For students at Manhattan Country School, Martin Luther King, Jr. Day isn’t a day off from school, it’s a day to take to the streets to raise awareness about what they consider to be the most pressing social justice issues of their time. The Martin Luther King, Jr. Commemorative March, now in its 30th year, is organized by the school’s eighth-graders and illustrates one of the many ways MCS celebrates the man and the ideals that served as inspiration for the founding of the school.
The theme of this year’s march was “A New Revolution: Youth and Social Change,” inspired by the quote “Every generation needs a new revolution.” The march route included stops at Strawberry Fields and the James Baldwin Residence, the New-York Historical Society, the Soldiers and Sailors Memorial, the Joan of Arc Memorial and MCS. At each location, the eighth-graders eloquently delivered speeches about a host of civil rights issues, including sexual assault, police violence, mental health, DACA, education, homelessness and racism.
The march highlights how MCS’ progressive curriculum and commitment to social justice help students develop into articulate, compassionate activists.

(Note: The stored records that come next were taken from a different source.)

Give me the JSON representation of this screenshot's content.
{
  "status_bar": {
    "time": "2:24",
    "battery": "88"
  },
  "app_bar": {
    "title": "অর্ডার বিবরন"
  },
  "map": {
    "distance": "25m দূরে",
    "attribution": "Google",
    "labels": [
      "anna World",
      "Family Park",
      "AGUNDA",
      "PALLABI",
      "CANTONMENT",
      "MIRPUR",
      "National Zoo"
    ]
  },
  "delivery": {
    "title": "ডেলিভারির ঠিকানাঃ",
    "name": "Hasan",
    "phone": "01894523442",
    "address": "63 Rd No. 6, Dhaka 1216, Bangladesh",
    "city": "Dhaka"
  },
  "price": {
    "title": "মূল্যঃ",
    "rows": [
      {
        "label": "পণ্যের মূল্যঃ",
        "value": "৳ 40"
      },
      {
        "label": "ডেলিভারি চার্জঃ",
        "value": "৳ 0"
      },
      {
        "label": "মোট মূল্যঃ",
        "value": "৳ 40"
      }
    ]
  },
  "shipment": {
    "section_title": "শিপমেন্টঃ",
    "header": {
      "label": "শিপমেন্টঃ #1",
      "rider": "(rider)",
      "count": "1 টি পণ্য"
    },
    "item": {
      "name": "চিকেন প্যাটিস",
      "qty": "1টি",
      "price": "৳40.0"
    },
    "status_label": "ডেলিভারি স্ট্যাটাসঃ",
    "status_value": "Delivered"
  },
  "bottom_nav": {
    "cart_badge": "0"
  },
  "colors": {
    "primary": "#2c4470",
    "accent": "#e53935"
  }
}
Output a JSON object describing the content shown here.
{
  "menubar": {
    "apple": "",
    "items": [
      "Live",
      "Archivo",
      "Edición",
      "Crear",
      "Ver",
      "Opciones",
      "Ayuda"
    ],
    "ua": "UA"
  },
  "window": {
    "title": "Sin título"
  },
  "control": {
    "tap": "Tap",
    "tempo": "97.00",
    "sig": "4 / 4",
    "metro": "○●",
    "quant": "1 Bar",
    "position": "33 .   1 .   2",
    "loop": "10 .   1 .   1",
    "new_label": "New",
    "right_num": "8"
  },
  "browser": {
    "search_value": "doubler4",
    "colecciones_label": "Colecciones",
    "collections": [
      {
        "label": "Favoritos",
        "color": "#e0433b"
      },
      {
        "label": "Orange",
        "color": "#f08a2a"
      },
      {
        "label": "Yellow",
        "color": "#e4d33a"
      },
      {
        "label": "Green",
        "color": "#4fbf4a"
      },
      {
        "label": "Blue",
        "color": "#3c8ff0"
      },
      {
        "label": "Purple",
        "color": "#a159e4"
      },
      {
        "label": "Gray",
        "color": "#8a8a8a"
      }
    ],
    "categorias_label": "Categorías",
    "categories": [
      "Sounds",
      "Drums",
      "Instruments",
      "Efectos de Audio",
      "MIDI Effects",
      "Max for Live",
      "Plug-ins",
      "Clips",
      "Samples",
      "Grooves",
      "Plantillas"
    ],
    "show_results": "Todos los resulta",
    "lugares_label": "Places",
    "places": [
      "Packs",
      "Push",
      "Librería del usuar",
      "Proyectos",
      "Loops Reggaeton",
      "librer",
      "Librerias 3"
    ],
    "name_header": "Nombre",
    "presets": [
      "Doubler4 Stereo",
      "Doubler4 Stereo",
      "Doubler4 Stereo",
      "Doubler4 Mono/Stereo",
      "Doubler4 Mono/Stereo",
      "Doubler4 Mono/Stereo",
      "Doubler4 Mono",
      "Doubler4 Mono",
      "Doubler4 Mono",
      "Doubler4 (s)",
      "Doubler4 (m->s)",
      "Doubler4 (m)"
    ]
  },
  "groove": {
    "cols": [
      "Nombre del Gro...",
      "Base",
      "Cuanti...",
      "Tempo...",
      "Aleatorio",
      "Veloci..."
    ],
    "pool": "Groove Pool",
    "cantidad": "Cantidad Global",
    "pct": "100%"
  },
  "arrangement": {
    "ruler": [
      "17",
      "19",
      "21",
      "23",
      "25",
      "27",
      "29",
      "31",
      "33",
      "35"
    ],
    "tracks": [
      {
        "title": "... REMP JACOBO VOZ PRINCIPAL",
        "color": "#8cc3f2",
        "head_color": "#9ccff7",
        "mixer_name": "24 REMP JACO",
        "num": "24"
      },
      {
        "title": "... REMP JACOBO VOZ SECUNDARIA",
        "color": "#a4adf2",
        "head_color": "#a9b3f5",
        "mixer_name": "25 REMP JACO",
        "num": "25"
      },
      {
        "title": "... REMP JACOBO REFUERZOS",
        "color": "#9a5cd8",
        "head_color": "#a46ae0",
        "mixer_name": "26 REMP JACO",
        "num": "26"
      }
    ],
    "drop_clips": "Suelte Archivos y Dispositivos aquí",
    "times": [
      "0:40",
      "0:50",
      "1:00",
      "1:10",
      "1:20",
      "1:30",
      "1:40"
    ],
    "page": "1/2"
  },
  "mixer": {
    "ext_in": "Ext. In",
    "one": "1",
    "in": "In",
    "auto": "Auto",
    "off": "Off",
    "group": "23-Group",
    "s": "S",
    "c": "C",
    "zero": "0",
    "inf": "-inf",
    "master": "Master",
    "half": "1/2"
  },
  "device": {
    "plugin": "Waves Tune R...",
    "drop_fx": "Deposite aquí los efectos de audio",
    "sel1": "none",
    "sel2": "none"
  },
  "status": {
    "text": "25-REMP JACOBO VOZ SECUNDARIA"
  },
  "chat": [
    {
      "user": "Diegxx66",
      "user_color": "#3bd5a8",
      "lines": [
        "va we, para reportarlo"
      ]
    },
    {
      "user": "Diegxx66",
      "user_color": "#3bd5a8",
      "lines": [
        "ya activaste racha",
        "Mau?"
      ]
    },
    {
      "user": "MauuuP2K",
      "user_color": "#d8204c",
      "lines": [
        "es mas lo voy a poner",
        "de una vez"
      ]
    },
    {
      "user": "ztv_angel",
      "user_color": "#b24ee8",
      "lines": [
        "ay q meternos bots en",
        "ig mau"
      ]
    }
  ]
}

Under the guidance of English Teacher Tom Grattan, the eighth-graders spend several weeks planning the march. Through this process, the students develop a host of skills, such as brainstorming, collaborating, negotiating, conducting research and writing persuasively. What’s more, they learn from the experience the importance of literacy and leadership in producing public outcomes.
“The concept of a student-organized march has galvanized the graduating class to work together in a unique leadership project,” explains Michèle Solá, Manhattan Country School’s director. “This year’s march, like so many others, provides a foundation on which a lifetime of participation in democratic society can be built. The route is long and the weather is usually cold, but one never tires of seeing education be this intentional.”